--- START ---

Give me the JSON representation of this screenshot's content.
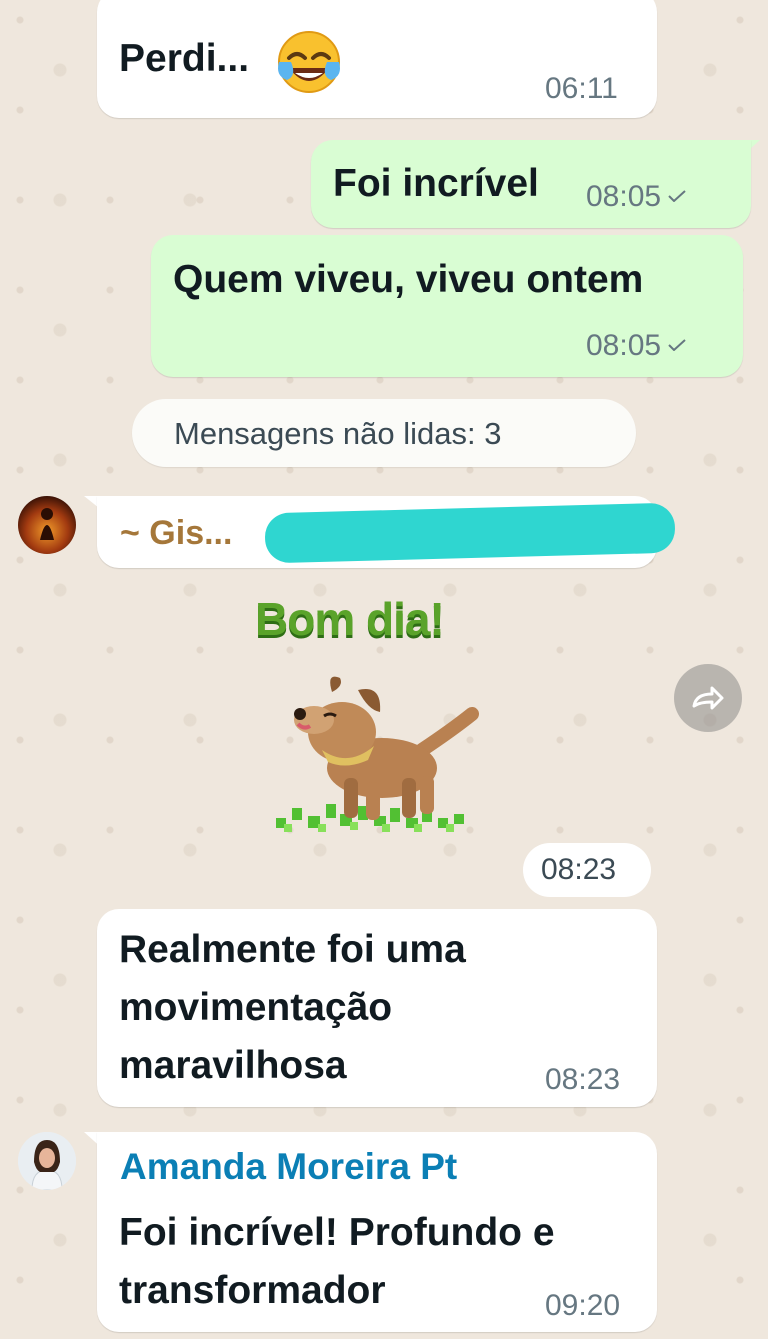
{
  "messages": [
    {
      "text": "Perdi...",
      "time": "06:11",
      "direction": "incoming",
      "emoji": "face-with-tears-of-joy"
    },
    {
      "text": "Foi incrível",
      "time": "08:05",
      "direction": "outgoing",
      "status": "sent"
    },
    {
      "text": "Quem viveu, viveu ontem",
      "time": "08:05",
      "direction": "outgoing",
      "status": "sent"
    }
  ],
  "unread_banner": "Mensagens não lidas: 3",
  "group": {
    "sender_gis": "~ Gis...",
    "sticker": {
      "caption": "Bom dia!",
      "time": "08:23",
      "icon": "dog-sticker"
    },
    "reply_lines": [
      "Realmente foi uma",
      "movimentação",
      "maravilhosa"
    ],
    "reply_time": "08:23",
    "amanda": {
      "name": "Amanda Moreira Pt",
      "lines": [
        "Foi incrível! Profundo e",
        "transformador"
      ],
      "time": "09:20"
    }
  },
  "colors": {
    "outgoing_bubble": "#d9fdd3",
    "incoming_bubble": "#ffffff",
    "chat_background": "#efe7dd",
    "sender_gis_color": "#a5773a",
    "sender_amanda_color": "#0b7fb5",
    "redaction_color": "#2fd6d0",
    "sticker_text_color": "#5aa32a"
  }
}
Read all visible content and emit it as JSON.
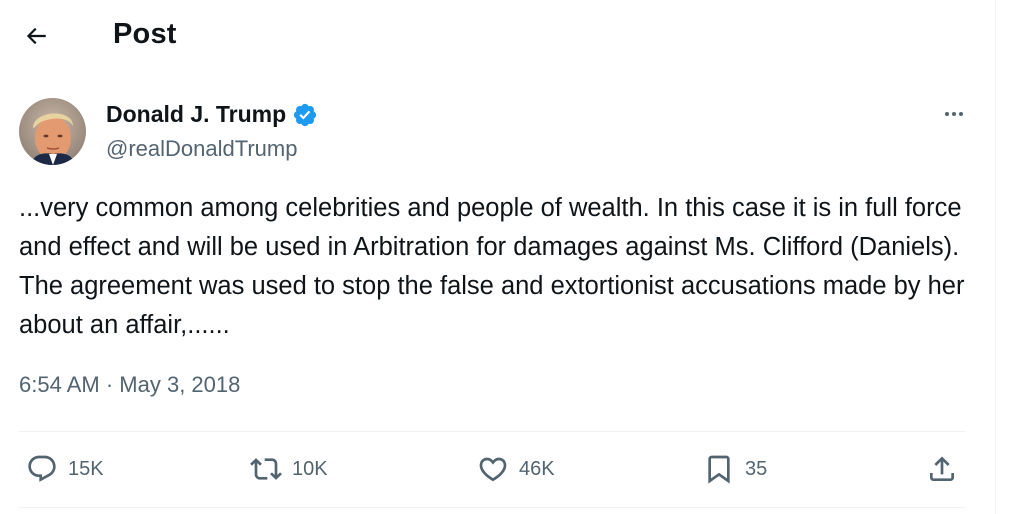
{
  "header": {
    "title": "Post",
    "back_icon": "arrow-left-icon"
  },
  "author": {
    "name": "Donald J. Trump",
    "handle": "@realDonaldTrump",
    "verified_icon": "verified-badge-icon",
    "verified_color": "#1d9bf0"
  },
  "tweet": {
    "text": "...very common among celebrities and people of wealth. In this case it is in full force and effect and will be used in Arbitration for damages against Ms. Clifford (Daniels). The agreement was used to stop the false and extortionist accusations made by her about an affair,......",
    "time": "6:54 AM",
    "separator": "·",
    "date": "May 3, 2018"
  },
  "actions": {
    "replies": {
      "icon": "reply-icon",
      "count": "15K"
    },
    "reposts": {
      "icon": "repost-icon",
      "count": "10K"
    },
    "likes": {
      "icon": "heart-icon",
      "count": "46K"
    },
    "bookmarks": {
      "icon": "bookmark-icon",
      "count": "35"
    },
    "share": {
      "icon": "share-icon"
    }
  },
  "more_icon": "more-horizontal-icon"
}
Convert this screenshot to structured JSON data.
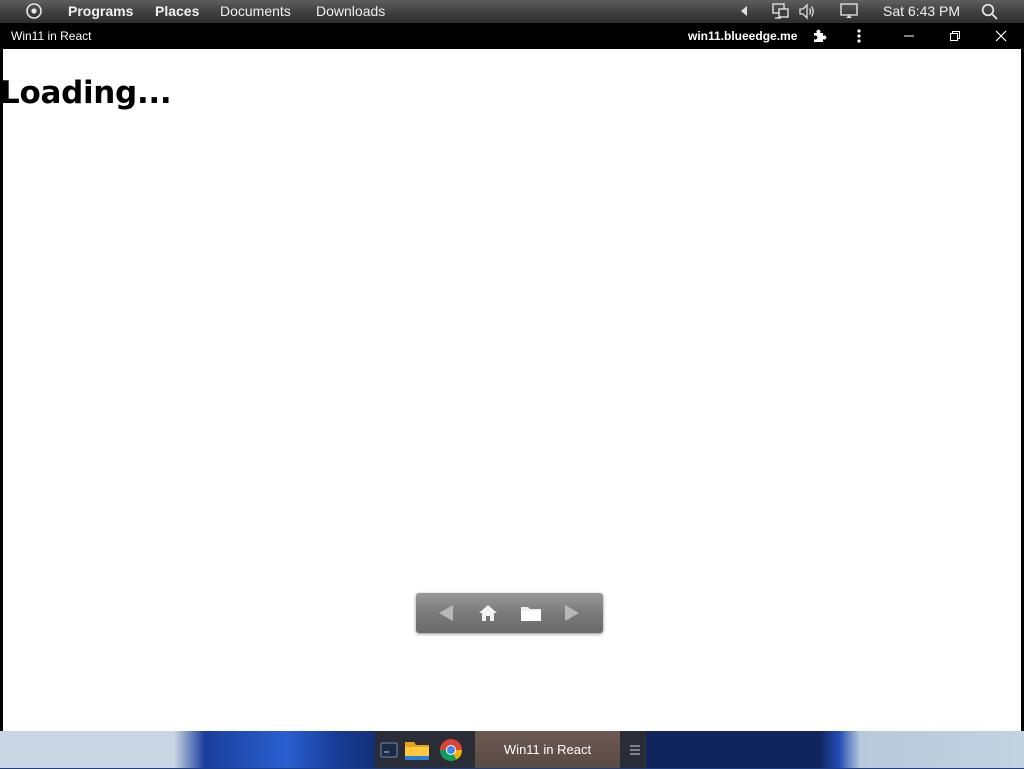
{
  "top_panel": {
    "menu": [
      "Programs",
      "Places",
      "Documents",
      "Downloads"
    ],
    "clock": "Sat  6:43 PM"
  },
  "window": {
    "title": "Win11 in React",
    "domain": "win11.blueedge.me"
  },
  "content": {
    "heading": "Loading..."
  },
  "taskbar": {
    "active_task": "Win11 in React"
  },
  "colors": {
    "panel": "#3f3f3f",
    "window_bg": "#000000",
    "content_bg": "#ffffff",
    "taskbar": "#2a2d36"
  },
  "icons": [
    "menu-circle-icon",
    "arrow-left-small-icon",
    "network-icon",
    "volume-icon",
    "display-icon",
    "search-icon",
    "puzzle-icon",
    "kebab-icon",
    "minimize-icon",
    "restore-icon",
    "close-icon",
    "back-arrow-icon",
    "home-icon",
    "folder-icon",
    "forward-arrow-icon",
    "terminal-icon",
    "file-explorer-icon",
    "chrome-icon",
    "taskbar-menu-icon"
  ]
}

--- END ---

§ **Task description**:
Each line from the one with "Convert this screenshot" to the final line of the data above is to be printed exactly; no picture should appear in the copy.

§ **Result below**:
Convert this screenshot to structured JSON data.
{
  "top_panel": {
    "menu": [
      "Programs",
      "Places",
      "Documents",
      "Downloads"
    ],
    "clock": "Sat  6:43 PM"
  },
  "window": {
    "title": "Win11 in React",
    "domain": "win11.blueedge.me"
  },
  "content": {
    "heading": "Loading..."
  },
  "taskbar": {
    "active_task": "Win11 in React"
  },
  "colors": {
    "panel": "#3f3f3f",
    "window_bg": "#000000",
    "content_bg": "#ffffff",
    "taskbar": "#2a2d36"
  },
  "icons": [
    "menu-circle-icon",
    "arrow-left-small-icon",
    "network-icon",
    "volume-icon",
    "display-icon",
    "search-icon",
    "puzzle-icon",
    "kebab-icon",
    "minimize-icon",
    "restore-icon",
    "close-icon",
    "back-arrow-icon",
    "home-icon",
    "folder-icon",
    "forward-arrow-icon",
    "terminal-icon",
    "file-explorer-icon",
    "chrome-icon",
    "taskbar-menu-icon"
  ]
}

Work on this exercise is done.